Look for "JSON" in the records and copy every line that has it.

EXTRACTED DATA section start

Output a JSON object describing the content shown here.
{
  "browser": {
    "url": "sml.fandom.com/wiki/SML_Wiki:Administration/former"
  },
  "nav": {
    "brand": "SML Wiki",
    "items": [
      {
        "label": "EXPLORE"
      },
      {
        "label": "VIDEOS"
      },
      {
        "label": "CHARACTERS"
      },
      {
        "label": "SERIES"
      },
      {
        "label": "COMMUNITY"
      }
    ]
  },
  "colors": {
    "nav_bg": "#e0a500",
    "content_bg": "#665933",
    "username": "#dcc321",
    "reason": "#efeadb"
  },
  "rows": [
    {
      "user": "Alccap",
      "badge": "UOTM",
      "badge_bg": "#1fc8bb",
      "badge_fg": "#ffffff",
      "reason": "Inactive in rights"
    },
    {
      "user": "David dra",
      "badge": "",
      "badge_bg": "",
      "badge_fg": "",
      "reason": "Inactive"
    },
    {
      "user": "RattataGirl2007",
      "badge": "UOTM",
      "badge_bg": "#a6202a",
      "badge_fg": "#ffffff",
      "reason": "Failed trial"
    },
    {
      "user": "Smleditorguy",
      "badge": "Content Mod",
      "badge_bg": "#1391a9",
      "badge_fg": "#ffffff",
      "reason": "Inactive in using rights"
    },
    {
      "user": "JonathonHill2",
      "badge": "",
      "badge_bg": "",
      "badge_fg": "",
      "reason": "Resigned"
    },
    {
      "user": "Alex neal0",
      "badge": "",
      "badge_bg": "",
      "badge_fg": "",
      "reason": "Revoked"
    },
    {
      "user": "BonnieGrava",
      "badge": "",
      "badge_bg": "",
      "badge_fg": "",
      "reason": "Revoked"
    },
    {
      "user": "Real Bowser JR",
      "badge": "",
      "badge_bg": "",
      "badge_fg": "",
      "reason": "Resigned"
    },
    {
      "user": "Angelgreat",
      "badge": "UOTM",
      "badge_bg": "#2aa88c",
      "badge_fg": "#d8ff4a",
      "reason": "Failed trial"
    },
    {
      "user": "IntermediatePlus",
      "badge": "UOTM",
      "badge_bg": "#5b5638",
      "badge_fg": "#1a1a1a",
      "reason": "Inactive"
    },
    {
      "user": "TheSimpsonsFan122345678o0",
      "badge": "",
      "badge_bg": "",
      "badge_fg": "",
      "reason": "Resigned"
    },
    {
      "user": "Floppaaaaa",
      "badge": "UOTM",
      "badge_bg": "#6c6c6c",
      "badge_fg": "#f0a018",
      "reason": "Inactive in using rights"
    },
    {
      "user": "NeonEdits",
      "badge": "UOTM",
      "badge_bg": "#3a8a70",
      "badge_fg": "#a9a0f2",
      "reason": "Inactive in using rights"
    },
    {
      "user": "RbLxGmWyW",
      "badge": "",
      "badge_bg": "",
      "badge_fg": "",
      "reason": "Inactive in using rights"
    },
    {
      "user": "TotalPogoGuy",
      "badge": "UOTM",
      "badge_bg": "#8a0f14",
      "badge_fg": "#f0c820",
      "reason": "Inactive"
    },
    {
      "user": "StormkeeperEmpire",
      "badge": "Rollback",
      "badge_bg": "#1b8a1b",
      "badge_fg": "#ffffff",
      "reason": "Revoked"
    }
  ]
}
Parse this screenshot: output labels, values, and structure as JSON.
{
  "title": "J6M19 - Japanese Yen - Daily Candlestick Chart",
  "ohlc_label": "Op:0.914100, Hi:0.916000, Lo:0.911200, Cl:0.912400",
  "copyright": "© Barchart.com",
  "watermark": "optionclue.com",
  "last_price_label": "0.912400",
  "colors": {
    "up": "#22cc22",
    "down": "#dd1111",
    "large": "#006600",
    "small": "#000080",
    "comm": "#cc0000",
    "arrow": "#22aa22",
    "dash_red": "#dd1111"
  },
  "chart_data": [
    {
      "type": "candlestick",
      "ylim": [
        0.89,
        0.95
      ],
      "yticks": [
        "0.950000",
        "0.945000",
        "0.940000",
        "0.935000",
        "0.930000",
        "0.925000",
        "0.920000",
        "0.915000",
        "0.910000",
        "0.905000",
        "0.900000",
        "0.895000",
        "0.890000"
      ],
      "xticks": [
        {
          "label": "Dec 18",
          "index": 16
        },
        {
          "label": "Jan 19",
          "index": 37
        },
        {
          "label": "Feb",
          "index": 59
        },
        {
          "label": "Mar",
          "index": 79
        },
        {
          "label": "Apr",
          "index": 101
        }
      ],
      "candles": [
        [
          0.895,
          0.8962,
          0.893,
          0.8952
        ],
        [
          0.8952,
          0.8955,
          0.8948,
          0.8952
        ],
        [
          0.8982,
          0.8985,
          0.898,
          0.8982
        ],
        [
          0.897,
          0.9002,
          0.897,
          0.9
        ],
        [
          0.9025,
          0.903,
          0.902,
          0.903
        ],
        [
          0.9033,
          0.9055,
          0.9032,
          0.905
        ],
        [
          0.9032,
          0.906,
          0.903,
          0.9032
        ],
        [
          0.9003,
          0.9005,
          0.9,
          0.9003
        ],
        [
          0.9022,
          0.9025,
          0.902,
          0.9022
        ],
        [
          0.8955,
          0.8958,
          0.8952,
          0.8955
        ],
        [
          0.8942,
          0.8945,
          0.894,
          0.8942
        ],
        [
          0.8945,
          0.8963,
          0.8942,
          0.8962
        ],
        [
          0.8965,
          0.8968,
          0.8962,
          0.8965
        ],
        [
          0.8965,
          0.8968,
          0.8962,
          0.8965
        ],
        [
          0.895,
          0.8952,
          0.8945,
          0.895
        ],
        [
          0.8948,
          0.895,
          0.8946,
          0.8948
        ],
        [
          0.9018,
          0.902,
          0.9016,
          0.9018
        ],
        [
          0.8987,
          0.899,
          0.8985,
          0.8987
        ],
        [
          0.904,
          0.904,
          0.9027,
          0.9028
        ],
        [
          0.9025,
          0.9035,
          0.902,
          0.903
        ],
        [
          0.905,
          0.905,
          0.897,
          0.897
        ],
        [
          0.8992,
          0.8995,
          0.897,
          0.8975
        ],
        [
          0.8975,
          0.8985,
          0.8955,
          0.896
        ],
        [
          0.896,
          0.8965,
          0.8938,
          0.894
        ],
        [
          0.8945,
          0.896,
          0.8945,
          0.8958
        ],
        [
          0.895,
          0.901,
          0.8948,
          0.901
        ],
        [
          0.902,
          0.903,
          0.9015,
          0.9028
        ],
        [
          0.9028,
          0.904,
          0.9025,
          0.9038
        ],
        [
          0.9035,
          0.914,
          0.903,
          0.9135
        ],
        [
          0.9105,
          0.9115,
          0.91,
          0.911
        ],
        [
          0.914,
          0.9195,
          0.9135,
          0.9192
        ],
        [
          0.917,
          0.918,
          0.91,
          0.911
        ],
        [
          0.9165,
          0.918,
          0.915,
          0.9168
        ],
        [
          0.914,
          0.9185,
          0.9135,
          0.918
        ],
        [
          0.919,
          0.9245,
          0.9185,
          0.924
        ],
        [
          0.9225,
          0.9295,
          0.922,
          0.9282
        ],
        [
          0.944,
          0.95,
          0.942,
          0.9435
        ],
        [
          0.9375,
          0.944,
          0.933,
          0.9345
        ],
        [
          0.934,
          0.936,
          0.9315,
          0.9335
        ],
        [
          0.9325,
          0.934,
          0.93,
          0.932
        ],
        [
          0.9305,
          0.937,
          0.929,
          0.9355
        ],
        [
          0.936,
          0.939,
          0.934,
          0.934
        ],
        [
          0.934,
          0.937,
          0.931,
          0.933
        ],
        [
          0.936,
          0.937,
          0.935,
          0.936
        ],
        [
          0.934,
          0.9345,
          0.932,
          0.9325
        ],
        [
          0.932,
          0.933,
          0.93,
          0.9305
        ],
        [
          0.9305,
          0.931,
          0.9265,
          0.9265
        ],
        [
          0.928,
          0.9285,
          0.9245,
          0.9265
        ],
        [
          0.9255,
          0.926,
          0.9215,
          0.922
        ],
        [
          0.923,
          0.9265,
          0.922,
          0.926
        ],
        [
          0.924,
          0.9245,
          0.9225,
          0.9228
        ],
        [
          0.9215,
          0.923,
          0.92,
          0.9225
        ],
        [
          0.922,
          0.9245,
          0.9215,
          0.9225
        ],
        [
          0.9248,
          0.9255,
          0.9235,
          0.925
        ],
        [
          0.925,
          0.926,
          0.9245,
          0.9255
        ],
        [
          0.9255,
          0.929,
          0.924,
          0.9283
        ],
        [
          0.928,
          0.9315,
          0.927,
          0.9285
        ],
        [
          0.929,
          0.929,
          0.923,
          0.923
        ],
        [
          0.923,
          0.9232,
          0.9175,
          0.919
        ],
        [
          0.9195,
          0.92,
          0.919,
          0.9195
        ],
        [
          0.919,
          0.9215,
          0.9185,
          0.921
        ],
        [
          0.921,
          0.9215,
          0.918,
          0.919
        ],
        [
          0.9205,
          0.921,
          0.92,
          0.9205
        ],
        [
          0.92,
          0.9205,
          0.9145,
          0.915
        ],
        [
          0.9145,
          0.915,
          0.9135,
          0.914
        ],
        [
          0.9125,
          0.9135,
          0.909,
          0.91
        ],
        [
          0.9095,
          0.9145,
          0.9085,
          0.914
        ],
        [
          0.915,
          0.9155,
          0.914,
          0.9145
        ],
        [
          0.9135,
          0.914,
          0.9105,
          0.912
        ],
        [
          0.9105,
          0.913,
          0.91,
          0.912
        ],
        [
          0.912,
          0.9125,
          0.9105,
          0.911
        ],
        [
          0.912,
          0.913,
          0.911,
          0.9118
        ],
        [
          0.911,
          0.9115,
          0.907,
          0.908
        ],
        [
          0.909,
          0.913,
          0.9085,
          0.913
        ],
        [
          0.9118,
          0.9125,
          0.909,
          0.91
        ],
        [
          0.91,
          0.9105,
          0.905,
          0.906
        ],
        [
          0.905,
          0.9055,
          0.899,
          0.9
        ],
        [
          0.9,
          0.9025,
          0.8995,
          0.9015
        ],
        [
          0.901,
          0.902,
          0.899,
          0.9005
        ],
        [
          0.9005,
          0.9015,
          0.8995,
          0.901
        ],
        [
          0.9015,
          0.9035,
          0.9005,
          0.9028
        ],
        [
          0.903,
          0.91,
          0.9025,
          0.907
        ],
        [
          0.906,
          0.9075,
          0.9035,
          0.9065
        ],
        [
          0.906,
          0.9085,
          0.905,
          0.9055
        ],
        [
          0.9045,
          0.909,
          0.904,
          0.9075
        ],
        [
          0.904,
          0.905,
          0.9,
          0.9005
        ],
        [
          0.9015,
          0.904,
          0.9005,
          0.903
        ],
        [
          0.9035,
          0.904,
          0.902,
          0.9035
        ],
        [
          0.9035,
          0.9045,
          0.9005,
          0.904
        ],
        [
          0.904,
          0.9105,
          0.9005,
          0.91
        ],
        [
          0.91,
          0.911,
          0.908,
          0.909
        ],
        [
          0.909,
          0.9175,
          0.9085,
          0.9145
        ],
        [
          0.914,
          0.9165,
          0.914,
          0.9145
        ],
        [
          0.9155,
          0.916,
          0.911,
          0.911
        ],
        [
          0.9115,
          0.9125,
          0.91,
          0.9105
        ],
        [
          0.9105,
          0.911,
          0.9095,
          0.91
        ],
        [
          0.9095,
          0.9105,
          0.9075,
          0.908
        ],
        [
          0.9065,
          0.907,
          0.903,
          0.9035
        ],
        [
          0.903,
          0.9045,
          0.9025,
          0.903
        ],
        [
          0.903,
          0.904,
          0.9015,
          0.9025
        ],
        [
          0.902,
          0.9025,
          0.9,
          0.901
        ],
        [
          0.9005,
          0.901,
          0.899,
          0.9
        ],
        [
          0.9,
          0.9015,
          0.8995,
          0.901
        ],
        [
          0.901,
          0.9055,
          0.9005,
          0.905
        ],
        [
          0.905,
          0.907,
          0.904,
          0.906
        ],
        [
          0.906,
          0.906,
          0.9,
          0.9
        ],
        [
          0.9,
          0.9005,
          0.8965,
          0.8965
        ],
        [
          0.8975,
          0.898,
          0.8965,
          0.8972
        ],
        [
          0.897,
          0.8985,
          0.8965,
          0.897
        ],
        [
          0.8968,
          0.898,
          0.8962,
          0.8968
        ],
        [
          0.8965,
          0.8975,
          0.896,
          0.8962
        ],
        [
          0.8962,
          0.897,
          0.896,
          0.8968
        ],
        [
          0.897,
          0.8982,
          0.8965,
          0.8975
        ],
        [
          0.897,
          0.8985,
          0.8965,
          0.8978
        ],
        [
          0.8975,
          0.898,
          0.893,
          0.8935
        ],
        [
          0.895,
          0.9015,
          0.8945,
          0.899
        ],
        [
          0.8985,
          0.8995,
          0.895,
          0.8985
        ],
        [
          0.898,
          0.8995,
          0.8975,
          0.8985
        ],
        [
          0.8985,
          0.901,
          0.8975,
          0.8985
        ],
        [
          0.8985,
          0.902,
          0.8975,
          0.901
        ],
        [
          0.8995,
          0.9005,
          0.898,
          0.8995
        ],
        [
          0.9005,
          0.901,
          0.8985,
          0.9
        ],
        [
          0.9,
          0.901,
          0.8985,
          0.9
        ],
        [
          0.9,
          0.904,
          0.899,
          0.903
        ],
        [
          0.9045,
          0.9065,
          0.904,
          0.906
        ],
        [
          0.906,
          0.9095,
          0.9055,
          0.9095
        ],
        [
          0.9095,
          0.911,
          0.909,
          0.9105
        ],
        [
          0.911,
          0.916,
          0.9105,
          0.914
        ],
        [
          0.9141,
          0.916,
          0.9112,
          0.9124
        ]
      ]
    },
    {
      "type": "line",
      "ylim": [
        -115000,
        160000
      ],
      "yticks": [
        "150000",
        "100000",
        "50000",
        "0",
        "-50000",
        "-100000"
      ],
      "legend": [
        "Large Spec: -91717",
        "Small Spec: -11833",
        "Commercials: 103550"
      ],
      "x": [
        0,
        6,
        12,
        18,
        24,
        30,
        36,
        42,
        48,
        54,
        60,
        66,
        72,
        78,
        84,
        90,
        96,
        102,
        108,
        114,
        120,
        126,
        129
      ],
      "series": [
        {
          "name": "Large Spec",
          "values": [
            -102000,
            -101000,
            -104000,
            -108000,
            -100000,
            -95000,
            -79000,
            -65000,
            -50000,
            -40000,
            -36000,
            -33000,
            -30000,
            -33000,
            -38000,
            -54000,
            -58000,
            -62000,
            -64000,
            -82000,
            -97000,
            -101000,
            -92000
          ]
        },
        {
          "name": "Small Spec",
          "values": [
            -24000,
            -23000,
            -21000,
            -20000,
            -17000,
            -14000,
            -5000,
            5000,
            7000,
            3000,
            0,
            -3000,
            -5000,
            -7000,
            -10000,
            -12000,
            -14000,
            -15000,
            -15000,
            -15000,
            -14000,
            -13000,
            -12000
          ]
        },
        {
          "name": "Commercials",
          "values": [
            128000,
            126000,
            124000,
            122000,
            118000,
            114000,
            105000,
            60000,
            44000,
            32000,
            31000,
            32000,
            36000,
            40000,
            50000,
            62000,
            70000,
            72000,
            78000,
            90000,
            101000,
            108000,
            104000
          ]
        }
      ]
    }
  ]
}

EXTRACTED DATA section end

**EXERCISE RESULT**
Output a JSON object describing the content shown here.
Parse this screenshot: output labels, values, and structure as JSON.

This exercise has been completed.